• _Problem to solve_:
Look through the entries that follow and return each line that has the string "checked".

┌──

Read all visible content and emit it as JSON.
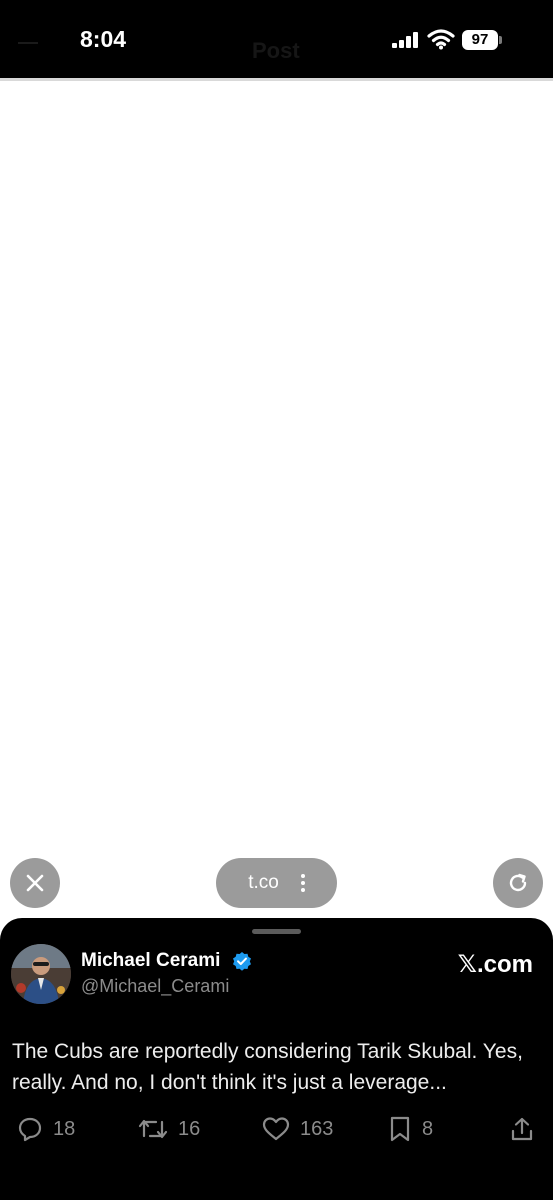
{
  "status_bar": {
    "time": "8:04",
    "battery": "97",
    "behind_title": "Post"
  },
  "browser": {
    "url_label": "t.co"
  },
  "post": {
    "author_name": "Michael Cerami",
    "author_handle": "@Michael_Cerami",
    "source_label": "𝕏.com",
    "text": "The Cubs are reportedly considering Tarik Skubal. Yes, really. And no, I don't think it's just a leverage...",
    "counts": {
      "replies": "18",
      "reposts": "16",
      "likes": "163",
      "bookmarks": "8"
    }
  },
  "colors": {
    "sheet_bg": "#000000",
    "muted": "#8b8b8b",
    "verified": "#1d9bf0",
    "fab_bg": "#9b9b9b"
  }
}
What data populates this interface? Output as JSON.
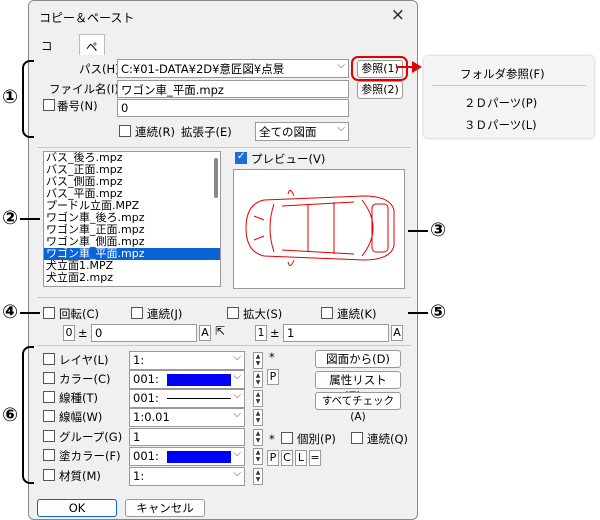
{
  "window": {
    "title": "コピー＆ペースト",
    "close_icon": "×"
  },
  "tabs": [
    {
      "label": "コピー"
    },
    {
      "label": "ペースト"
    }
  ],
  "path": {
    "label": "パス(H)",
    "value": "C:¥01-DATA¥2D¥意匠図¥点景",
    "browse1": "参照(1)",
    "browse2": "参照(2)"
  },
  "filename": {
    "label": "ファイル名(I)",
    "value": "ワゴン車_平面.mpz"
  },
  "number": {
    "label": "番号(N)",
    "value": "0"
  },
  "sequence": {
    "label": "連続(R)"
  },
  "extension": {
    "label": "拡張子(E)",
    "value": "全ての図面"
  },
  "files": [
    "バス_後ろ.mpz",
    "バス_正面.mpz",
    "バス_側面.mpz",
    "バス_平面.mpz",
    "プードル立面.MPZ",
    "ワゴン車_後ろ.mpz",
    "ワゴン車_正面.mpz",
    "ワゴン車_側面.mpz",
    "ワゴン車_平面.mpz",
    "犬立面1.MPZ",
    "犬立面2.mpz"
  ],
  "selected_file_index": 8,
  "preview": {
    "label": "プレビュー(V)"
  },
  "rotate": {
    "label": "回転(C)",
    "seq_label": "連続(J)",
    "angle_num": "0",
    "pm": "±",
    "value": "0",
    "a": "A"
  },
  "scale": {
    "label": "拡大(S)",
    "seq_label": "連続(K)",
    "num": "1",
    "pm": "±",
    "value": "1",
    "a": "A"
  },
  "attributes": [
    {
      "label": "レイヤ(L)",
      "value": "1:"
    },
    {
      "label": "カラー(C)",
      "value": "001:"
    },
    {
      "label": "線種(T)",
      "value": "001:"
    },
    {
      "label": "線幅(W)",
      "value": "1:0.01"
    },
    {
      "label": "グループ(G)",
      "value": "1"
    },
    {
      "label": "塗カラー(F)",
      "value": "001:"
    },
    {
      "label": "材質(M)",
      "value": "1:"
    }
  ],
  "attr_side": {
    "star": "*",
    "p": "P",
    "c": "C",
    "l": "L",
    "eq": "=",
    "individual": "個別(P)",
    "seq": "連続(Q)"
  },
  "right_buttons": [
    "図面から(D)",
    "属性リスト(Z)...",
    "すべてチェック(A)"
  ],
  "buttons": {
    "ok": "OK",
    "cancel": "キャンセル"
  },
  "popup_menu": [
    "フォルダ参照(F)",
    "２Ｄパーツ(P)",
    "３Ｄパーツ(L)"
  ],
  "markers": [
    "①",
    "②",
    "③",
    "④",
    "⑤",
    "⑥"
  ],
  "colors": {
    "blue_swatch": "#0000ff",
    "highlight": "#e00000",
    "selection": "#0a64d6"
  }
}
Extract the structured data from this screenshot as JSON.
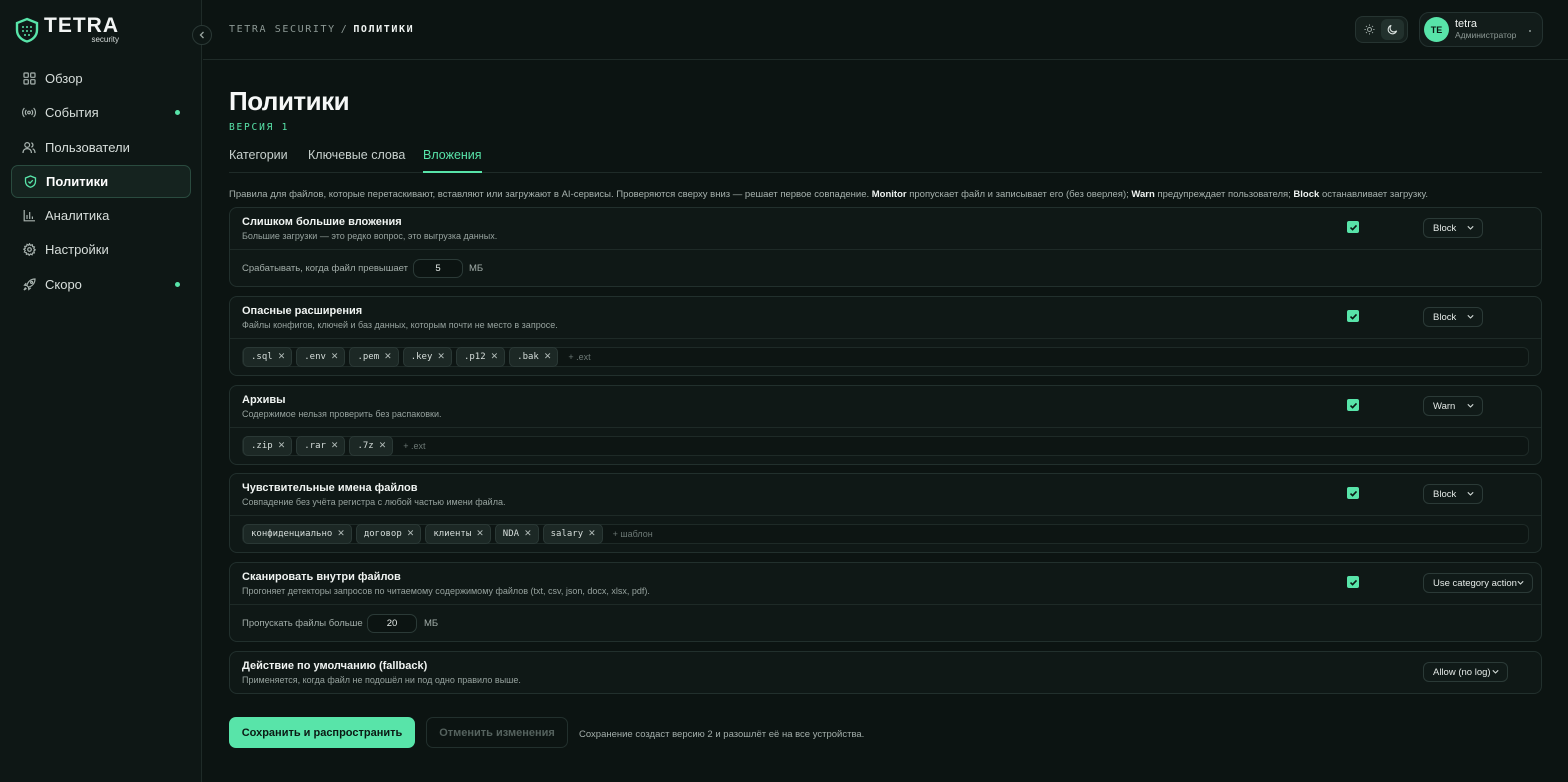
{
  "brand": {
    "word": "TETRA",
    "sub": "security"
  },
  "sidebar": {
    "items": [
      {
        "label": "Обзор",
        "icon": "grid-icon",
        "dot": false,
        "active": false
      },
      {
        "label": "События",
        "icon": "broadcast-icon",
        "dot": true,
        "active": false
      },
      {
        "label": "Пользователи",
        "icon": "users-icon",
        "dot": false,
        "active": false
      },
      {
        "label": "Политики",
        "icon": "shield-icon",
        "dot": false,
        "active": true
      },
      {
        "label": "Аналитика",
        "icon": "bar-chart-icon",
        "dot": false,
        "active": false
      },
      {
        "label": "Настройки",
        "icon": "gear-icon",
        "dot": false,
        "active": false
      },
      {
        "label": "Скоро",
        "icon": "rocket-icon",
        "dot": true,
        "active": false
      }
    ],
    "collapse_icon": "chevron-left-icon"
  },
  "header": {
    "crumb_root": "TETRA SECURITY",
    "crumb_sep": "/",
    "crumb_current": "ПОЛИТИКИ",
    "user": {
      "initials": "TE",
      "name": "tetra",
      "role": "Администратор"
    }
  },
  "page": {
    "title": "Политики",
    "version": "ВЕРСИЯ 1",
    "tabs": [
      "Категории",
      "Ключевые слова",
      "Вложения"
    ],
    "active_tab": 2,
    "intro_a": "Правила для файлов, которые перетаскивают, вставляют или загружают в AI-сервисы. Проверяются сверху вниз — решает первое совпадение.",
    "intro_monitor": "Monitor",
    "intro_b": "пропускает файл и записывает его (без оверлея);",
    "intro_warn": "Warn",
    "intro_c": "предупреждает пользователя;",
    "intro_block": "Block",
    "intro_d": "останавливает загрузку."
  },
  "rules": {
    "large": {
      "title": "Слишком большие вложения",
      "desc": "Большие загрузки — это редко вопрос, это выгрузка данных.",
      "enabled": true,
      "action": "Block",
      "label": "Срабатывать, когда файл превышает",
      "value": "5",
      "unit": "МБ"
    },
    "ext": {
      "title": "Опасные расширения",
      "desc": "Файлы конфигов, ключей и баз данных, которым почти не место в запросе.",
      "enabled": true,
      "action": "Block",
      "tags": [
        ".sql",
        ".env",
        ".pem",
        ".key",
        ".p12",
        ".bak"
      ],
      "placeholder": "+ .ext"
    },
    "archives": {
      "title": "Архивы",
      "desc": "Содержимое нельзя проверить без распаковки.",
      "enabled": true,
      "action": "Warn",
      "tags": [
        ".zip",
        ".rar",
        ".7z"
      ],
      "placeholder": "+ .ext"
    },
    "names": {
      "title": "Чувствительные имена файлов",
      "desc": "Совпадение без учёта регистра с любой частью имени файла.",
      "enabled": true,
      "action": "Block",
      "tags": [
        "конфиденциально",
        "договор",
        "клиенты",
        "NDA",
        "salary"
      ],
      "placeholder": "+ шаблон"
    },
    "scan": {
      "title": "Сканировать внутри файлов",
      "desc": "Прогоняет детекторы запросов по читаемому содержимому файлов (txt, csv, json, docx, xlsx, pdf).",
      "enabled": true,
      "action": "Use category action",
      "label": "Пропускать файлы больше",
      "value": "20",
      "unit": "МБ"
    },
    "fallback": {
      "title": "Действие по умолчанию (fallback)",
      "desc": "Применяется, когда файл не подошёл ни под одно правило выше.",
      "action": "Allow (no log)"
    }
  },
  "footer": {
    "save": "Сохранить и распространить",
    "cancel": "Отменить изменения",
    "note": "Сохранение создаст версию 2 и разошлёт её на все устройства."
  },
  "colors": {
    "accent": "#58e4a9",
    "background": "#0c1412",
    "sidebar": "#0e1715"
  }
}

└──
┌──

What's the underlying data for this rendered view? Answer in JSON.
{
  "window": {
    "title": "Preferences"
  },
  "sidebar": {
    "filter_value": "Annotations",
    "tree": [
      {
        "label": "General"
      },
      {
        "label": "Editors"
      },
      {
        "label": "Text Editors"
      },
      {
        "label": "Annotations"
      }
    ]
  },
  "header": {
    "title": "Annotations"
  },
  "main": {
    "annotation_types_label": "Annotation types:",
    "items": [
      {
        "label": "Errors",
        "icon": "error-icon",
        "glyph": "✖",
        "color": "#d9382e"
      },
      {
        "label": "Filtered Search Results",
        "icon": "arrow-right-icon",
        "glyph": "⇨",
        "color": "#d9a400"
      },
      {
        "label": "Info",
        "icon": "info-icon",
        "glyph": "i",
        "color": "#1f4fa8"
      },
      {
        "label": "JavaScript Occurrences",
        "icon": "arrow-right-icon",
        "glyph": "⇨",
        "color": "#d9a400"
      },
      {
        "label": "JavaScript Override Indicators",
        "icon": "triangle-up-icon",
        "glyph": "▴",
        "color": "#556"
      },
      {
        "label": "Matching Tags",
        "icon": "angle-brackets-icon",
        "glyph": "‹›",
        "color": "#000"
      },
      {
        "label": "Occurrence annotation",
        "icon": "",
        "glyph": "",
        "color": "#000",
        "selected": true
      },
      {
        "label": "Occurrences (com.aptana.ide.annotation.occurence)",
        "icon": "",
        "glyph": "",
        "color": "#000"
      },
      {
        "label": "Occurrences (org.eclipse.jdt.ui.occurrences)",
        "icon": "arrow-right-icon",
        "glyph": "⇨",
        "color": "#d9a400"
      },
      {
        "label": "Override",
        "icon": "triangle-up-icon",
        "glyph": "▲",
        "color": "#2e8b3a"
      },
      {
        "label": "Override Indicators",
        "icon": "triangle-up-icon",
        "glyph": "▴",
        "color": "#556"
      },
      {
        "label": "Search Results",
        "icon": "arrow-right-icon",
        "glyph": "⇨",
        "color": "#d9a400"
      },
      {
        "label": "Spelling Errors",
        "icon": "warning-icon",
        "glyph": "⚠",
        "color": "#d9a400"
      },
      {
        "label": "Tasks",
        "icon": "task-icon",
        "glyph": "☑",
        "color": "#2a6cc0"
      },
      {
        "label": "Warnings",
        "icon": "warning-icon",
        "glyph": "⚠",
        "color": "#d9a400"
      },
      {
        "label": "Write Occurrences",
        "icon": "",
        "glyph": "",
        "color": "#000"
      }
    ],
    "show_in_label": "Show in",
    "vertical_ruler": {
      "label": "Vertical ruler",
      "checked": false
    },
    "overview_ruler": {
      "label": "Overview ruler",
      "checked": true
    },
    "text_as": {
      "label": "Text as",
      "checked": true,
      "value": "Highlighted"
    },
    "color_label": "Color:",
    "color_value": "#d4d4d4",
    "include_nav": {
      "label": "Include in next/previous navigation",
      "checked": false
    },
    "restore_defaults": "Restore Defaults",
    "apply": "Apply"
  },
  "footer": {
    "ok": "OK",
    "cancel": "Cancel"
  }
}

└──

• _Written solution_:
      "checked": false
      "checked": true
      "checked": true,
      "checked": false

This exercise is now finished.